Climbing abilities are solid  although tight uphill corners can be problematic.
Climbing abilities are solid, although tight uphill corners can be problematic.

Climbing Performance


The Bronson is a decent climber given how radical it gets on the descent. There is certainly no mistaking this bike for a mid-travel bike when grinding uphill, but the suspension design is efficient and utilizes rider energy relatively well. This isn't our first choice for full-day epic rides but it scoots uphill surprisingly well. The RockShox Super Deluxe R doesn't have a climb switch which is an annoying inconvenience as it can be beneficial in certain situations.

The Bronson sets you up in a nice climbing position. The 75.1/74.8-degree seat tube angle is on the slacker side of the spectrum by today's standards. You aren't exactly smack dab on top of the crank, but you're also not terribly far behind it. Power transfer is reasonable and the 460mm reach measurement on our large bike strikes a nice balance of not stretching you out while not feeling cramped.

When putting the power down the Bronson's suspension design remains calm. With the redesigned suspension layout delivering a more linear ride and better bump compliance, we expected to see reduced climbing efficiency. This wasn't the case. If we gaze down towards the shock when grinding uphill, there is little movement. When you need to stand up and get on the gas, the suspension retains its calm feel. The slack angles don't exactly give off an ultra-efficient feel, but the bike powers uphill well enough. It wouldn't be our top choice, but we have no problem taking the Bronson on 30-mile rides with 4000-feet of climbing.

This bike offers enduro bike capability and a more trim package.
This bike offers enduro bike capability and a more trim package.

The 1215mm wheelbase creates an interesting climbing feel. In a straight line up a technical section of trail, the added length gives you a long, stable, rock crawling feel. Just line the bike up, punch it, and the Bronson goes right up and over. Tighter moves are more difficult. Rock gardens or root infested zones where you have to cut back and forth across the trail or get creative with line choice can be problematic. We wouldn't necessarily call this bike especially bulky or clumsy, but it is definitely not nimble.

The SRAM GX Eagle drivetrain was fine and the Maxxis Minions hook up very nicely on the climb. We take issue with the RockShox Super Deluxe R not having a climb switch. The suspension is calm on this bike and you don't really need a climb switch on singletrack. That said, it would still be beneficial on fire road or pavement. The technology is there for RockShox to include a climb switch on the entry-level Super Deluxe R, they should use it.

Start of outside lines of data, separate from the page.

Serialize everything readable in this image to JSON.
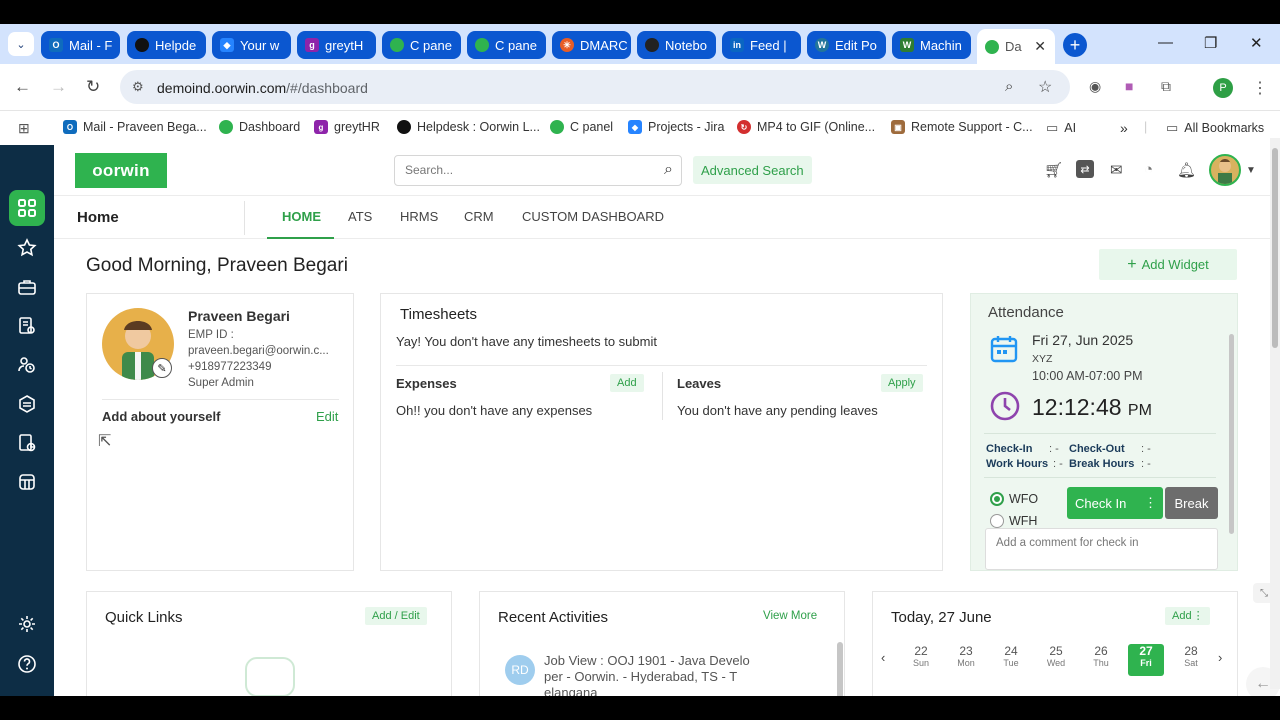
{
  "browser": {
    "tabs": [
      {
        "label": "Mail - F",
        "color": "#0f6cbd",
        "icon": "outlook-icon"
      },
      {
        "label": "Helpde",
        "color": "#111111",
        "icon": "helpdesk-icon"
      },
      {
        "label": "Your w",
        "color": "#2684ff",
        "icon": "jira-icon"
      },
      {
        "label": "greytH",
        "color": "#8e24aa",
        "icon": "greythr-icon"
      },
      {
        "label": "C pane",
        "color": "#2fb34f",
        "icon": "cpanel-icon"
      },
      {
        "label": "C pane",
        "color": "#2fb34f",
        "icon": "cpanel-icon"
      },
      {
        "label": "DMARC",
        "color": "#e85d26",
        "icon": "dmarc-icon"
      },
      {
        "label": "Notebo",
        "color": "#222222",
        "icon": "notebook-icon"
      },
      {
        "label": "Feed |",
        "color": "#0a66c2",
        "icon": "linkedin-icon"
      },
      {
        "label": "Edit Po",
        "color": "#21759b",
        "icon": "wordpress-icon"
      },
      {
        "label": "Machin",
        "color": "#2e7d32",
        "icon": "machine-icon"
      },
      {
        "label": "Da",
        "color": "#2fb34f",
        "icon": "oorwin-icon"
      }
    ],
    "url_host": "demoind.oorwin.com",
    "url_path": "/#/dashboard",
    "profile_initial": "P",
    "bookmarks": [
      {
        "label": "Mail - Praveen Bega...",
        "color": "#0f6cbd"
      },
      {
        "label": "Dashboard",
        "color": "#2fb34f"
      },
      {
        "label": "greytHR",
        "color": "#8e24aa"
      },
      {
        "label": "Helpdesk : Oorwin L...",
        "color": "#111111"
      },
      {
        "label": "C panel",
        "color": "#2fb34f"
      },
      {
        "label": "Projects - Jira",
        "color": "#2684ff"
      },
      {
        "label": "MP4 to GIF (Online...",
        "color": "#d32f2f"
      },
      {
        "label": "Remote Support - C...",
        "color": "#9e6b3c"
      },
      {
        "label": "AI",
        "color": "#5f6368"
      }
    ],
    "more_bookmarks": "»",
    "all_bookmarks": "All Bookmarks"
  },
  "app": {
    "logo": "oorwin",
    "search_placeholder": "Search...",
    "advanced_search": "Advanced Search",
    "page_title": "Home",
    "tabs": [
      "HOME",
      "ATS",
      "HRMS",
      "CRM",
      "CUSTOM DASHBOARD"
    ],
    "greeting": "Good Morning, Praveen Begari",
    "add_widget": "Add Widget",
    "profile": {
      "name": "Praveen Begari",
      "emp_id": "EMP ID :",
      "email": "praveen.begari@oorwin.c...",
      "phone": "+918977223349",
      "role": "Super Admin",
      "about_label": "Add about yourself",
      "edit": "Edit"
    },
    "timesheets": {
      "title": "Timesheets",
      "message": "Yay! You don't have any timesheets to submit",
      "expenses_title": "Expenses",
      "expenses_add": "Add",
      "expenses_msg": "Oh!! you don't have any expenses",
      "leaves_title": "Leaves",
      "leaves_apply": "Apply",
      "leaves_msg": "You don't have any pending leaves"
    },
    "attendance": {
      "title": "Attendance",
      "date": "Fri 27, Jun 2025",
      "shift": "XYZ",
      "hours": "10:00 AM-07:00 PM",
      "time": "12:12:48",
      "ampm": "PM",
      "check_in_label": "Check-In",
      "check_in_value": ": -",
      "check_out_label": "Check-Out",
      "check_out_value": ": -",
      "work_hours_label": "Work Hours",
      "work_hours_value": ": -",
      "break_hours_label": "Break Hours",
      "break_hours_value": ": -",
      "wfo": "WFO",
      "wfh": "WFH",
      "check_in_btn": "Check In",
      "break_btn": "Break",
      "comment_placeholder": "Add a comment for check in"
    },
    "quick_links": {
      "title": "Quick Links",
      "action": "Add / Edit"
    },
    "recent": {
      "title": "Recent Activities",
      "action": "View More",
      "initials": "RD",
      "item_line1": "Job View : OOJ 1901 - Java Develo",
      "item_line2": "per - Oorwin. - Hyderabad, TS - T",
      "item_line3": "elangana"
    },
    "today": {
      "title": "Today, 27 June",
      "action": "Add",
      "days": [
        {
          "n": "22",
          "d": "Sun"
        },
        {
          "n": "23",
          "d": "Mon"
        },
        {
          "n": "24",
          "d": "Tue"
        },
        {
          "n": "25",
          "d": "Wed"
        },
        {
          "n": "26",
          "d": "Thu"
        },
        {
          "n": "27",
          "d": "Fri"
        },
        {
          "n": "28",
          "d": "Sat"
        }
      ]
    }
  }
}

Photo Tour


The Fox 34 Performance is a solid performer.
The SRAM GX Eagle drivetrain works fine. We wish the Super Deluxe shock had a climb switch.

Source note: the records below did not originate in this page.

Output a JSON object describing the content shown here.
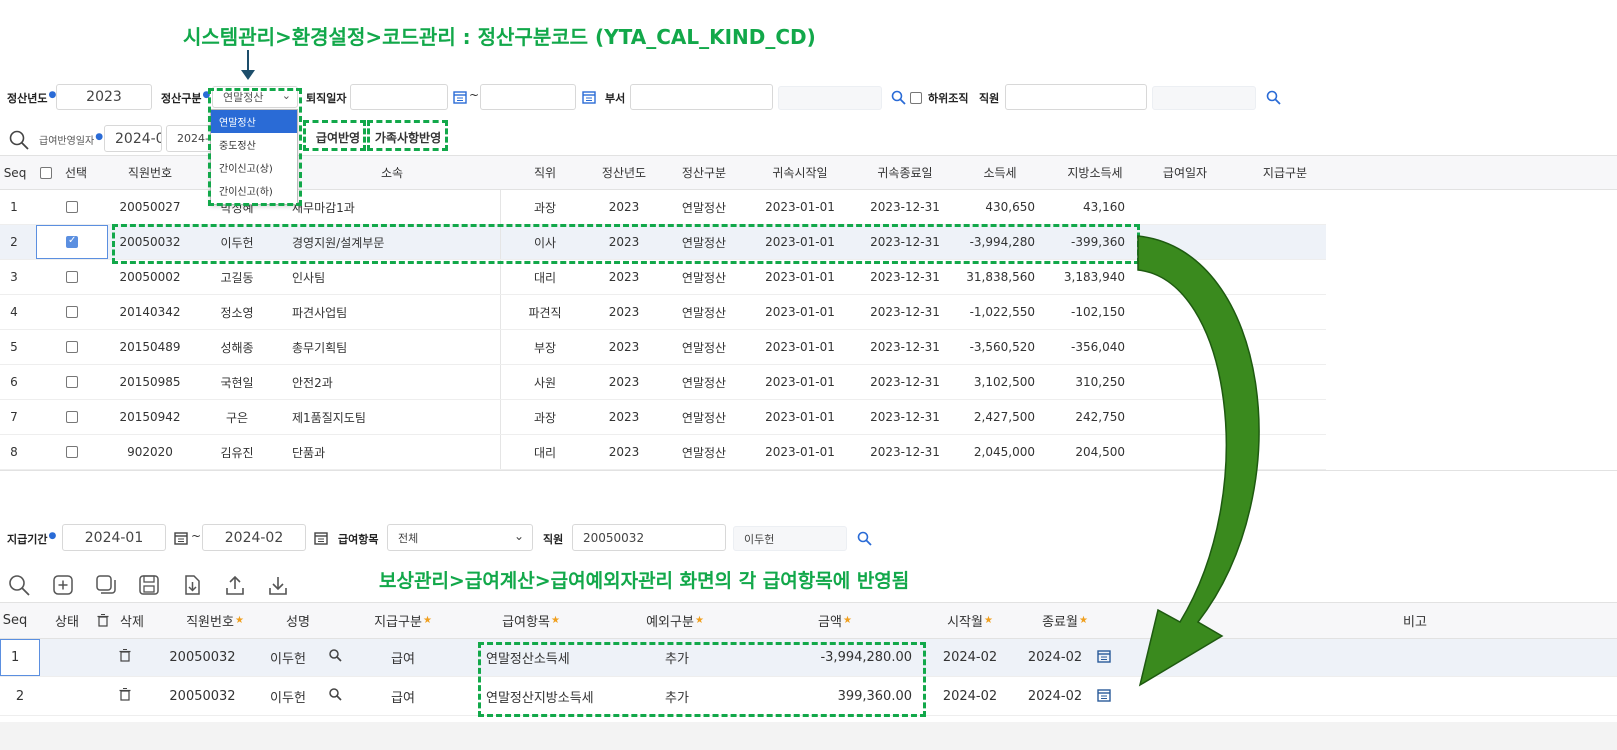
{
  "annotations": {
    "top": "시스템관리>환경설정>코드관리 : 정산구분코드 (YTA_CAL_KIND_CD)",
    "bottom": "보상관리>급여계산>급여예외자관리 화면의 각 급여항목에 반영됨"
  },
  "colors": {
    "annotation": "#12a84a",
    "accent": "#2a6bd6",
    "arrow": "#3a8a1e"
  },
  "filters1": {
    "year_label": "정산년도",
    "year_value": "2023",
    "kind_label": "정산구분",
    "kind_value": "연말정산",
    "retire_label": "퇴직일자",
    "tilde": "~",
    "dept_label": "부서",
    "sub_org_label": "하위조직",
    "employee_label": "직원"
  },
  "dropdown": {
    "options": [
      "연말정산",
      "중도정산",
      "간이신고(상)",
      "간이신고(하)"
    ],
    "selected": "연말정산"
  },
  "toolbar1": {
    "apply_date_label": "급여반영일자",
    "apply_date_value": "2024-0",
    "apply_date_value2": "2024-0",
    "pay_apply_button": "급여반영",
    "family_apply_button": "가족사항반영"
  },
  "grid1": {
    "headers": [
      "Seq",
      "선택",
      "직원번호",
      "성명",
      "소속",
      "직위",
      "정산년도",
      "정산구분",
      "귀속시작일",
      "귀속종료일",
      "소득세",
      "지방소득세",
      "급여일자",
      "지급구분"
    ],
    "rows": [
      {
        "seq": "1",
        "checked": false,
        "emp": "20050027",
        "name": "박정혜",
        "dept": "재무마감1과",
        "pos": "과장",
        "year": "2023",
        "kind": "연말정산",
        "start": "2023-01-01",
        "end": "2023-12-31",
        "tax": "430,650",
        "local": "43,160"
      },
      {
        "seq": "2",
        "checked": true,
        "emp": "20050032",
        "name": "이두헌",
        "dept": "경영지원/설계부문",
        "pos": "이사",
        "year": "2023",
        "kind": "연말정산",
        "start": "2023-01-01",
        "end": "2023-12-31",
        "tax": "-3,994,280",
        "local": "-399,360"
      },
      {
        "seq": "3",
        "checked": false,
        "emp": "20050002",
        "name": "고길동",
        "dept": "인사팀",
        "pos": "대리",
        "year": "2023",
        "kind": "연말정산",
        "start": "2023-01-01",
        "end": "2023-12-31",
        "tax": "31,838,560",
        "local": "3,183,940"
      },
      {
        "seq": "4",
        "checked": false,
        "emp": "20140342",
        "name": "정소영",
        "dept": "파견사업팀",
        "pos": "파견직",
        "year": "2023",
        "kind": "연말정산",
        "start": "2023-01-01",
        "end": "2023-12-31",
        "tax": "-1,022,550",
        "local": "-102,150"
      },
      {
        "seq": "5",
        "checked": false,
        "emp": "20150489",
        "name": "성해종",
        "dept": "총무기획팀",
        "pos": "부장",
        "year": "2023",
        "kind": "연말정산",
        "start": "2023-01-01",
        "end": "2023-12-31",
        "tax": "-3,560,520",
        "local": "-356,040"
      },
      {
        "seq": "6",
        "checked": false,
        "emp": "20150985",
        "name": "국현일",
        "dept": "안전2과",
        "pos": "사원",
        "year": "2023",
        "kind": "연말정산",
        "start": "2023-01-01",
        "end": "2023-12-31",
        "tax": "3,102,500",
        "local": "310,250"
      },
      {
        "seq": "7",
        "checked": false,
        "emp": "20150942",
        "name": "구은",
        "dept": "제1품질지도팀",
        "pos": "과장",
        "year": "2023",
        "kind": "연말정산",
        "start": "2023-01-01",
        "end": "2023-12-31",
        "tax": "2,427,500",
        "local": "242,750"
      },
      {
        "seq": "8",
        "checked": false,
        "emp": "902020",
        "name": "김유진",
        "dept": "단품과",
        "pos": "대리",
        "year": "2023",
        "kind": "연말정산",
        "start": "2023-01-01",
        "end": "2023-12-31",
        "tax": "2,045,000",
        "local": "204,500"
      }
    ]
  },
  "filters2": {
    "period_label": "지급기간",
    "period_from": "2024-01",
    "tilde": "~",
    "period_to": "2024-02",
    "item_label": "급여항목",
    "item_value": "전체",
    "employee_label": "직원",
    "employee_no": "20050032",
    "employee_name": "이두헌"
  },
  "grid2": {
    "headers": [
      "Seq",
      "상태",
      "삭제",
      "직원번호",
      "성명",
      "지급구분",
      "급여항목",
      "예외구분",
      "금액",
      "시작월",
      "종료월",
      "비고"
    ],
    "rows": [
      {
        "seq": "1",
        "emp": "20050032",
        "name": "이두헌",
        "pay_type": "급여",
        "item": "연말정산소득세",
        "exc": "추가",
        "amount": "-3,994,280.00",
        "start": "2024-02",
        "end": "2024-02"
      },
      {
        "seq": "2",
        "emp": "20050032",
        "name": "이두헌",
        "pay_type": "급여",
        "item": "연말정산지방소득세",
        "exc": "추가",
        "amount": "399,360.00",
        "start": "2024-02",
        "end": "2024-02"
      }
    ]
  }
}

Value


At $5199, the Bronson offers excellent downhill performance, respectable climbing, and the build kit is decent. This bike is an average value for the rider who wants an aggressive 27.5" bike that still climbs pretty well. The performance is definitely there, but it will cost you. Yes, the frame and suspension design is definitely dialed, but there are some interesting competitors available at significantly lower prices.

The Bronson is a versatile bike comfortable on a wide range of terrain.
The Bronson is a versatile bike comfortable on a wide range of terrain.

Conclusion


Santa Cruz nailed it with the all-new Bronson. This bike is perfect for the aggressive rider who wants an excellent descender that retains respectable climbing abilities. This 150mm bike in an impressive entry into the enduro-light or aggressive trail category. The Bronson is an excellent choice for the rider who values downhill performance above all but doesn't want to take the plunge to a full-blown, burly, enduro bike.


Pat Donahue, Paul Tindal, Joshua Hutchens